Elsewhere, three other states have neither signed nor ratified the convention: Angola, North Korea and South Sudan. Myanmar, like Israel, has signed but not ratified it. Walker said Angola, South Sudan and Myanmar have shown interest in joining the treaty. North Korea, which has a chemical weapons stockpile estimated at between 2,500 and 5,000 tons, denies it has such weapons and has rebuffed pleas to join the treaty.
One of the lingering questions in Syria, Walker said, is whether the OPCW will have sufficient resources and funding to carry out the inspections in a timely fashion. He said the number of full-time OPCW inspectors has dropped from about 200 to 112, with some of them still tied up with inspection duties in Russia and Libya. He also noted that OPCW's budget has been reduced by about 15% recently. A special voluntary trust fund has been established to help pay for the Syria operation. The United States, Germany and Canada have donated about $10 million, Walker said, but the cost of destroying the Syrian arsenal could be "well over $100 million."
Still, Walker said he is "optimistic personally that it will go well," even though the timeline is tight. Assuming success, he said it will be important "to leverage this historic situation" to help bring other countries that have or are suspected to have chemical weapons under the international treaty umbrella. "Finish the Syrian project," he said, "but let's keep the momentum going and bring these other countries in."
Moodie said the Syrian case also should serve as "a wake-up call to those who have been complacent and satisfied" with the Chemical Weapons Convention. The initial emphasis of the treaty was to rid the world of the large U.S. and Russian arsenals of chemical weapons.
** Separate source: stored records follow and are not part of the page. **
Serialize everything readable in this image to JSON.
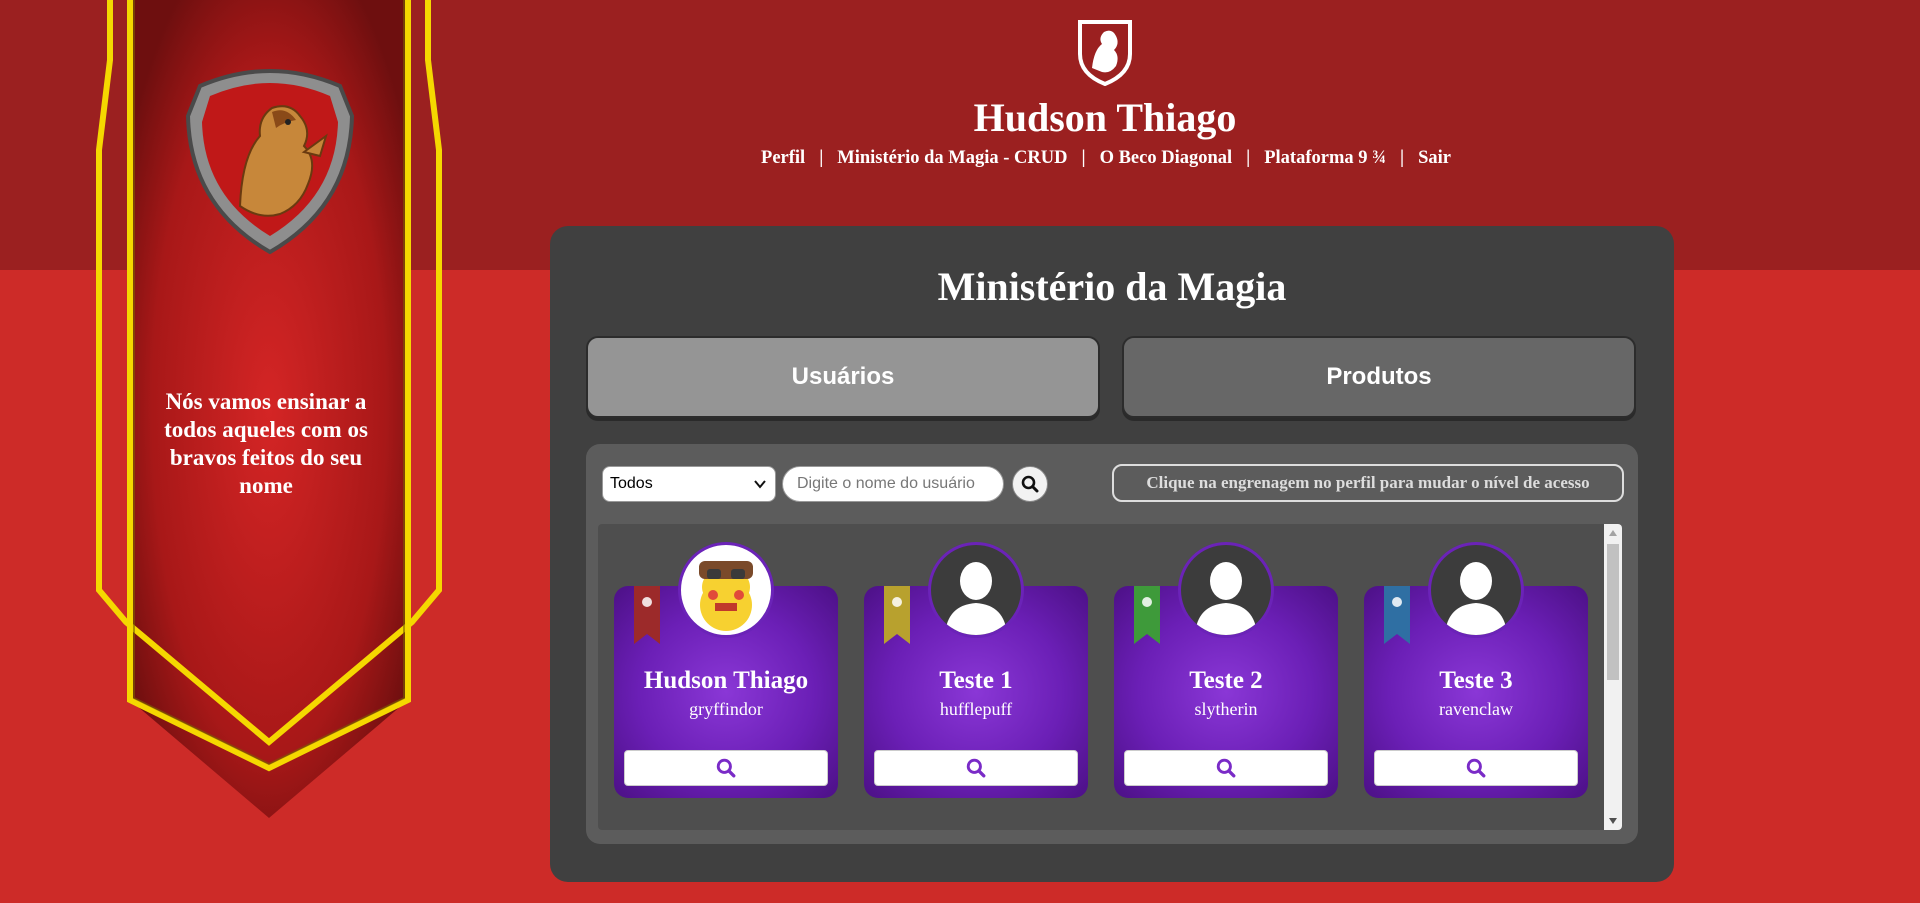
{
  "banner": {
    "motto": "Nós vamos ensinar a todos aqueles com os bravos feitos do seu nome"
  },
  "header": {
    "user_name": "Hudson Thiago",
    "nav": [
      {
        "label": "Perfil"
      },
      {
        "label": "Ministério da Magia - CRUD"
      },
      {
        "label": "O Beco Diagonal"
      },
      {
        "label": "Plataforma 9 ¾"
      },
      {
        "label": "Sair"
      }
    ],
    "separator": "|"
  },
  "panel": {
    "title": "Ministério da Magia",
    "tabs": [
      {
        "label": "Usuários",
        "active": true
      },
      {
        "label": "Produtos",
        "active": false
      }
    ],
    "filter": {
      "selected": "Todos"
    },
    "search": {
      "placeholder": "Digite o nome do usuário",
      "value": ""
    },
    "hint": "Clique na engrenagem no perfil para mudar o nível de acesso",
    "cards": [
      {
        "name": "Hudson Thiago",
        "house": "gryffindor",
        "ribbon_color": "#9c2a2a",
        "avatar": "pikachu"
      },
      {
        "name": "Teste 1",
        "house": "hufflepuff",
        "ribbon_color": "#b8a12e",
        "avatar": "default"
      },
      {
        "name": "Teste 2",
        "house": "slytherin",
        "ribbon_color": "#3e9a3a",
        "avatar": "default"
      },
      {
        "name": "Teste 3",
        "house": "ravenclaw",
        "ribbon_color": "#2f6fa3",
        "avatar": "default"
      }
    ]
  },
  "colors": {
    "header_bg": "#9b2020",
    "page_bg": "#cd2b28",
    "panel_bg": "#404040",
    "card_purple": "#6b1fb6",
    "accent_gold": "#f2d600"
  }
}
The U.S. has now destroyed about 90% of its 28,600 metric tons of weapons and Russia has destroyed 75% of its arsenal of 40,000 tons, according to Walker.
But as the Syria case unfolds, there have been some conflicts between the language of the Chemical Weapons Convention and the U.N. resolution — brokered by Russia and the United States — that gives the OPCW authority to destroy Assad's arsenal. According to Moodie, the treaty does not allow transfer of chemical weapons stocks from one state to another. The U.N. resolution does allow such transfers, as would occur if the precursor chemicals now in Syria are shipped to other nations for destruction. The treaty language must be adapted, Moodie said, if it is to remain "an effective instrument in a world that has evolved."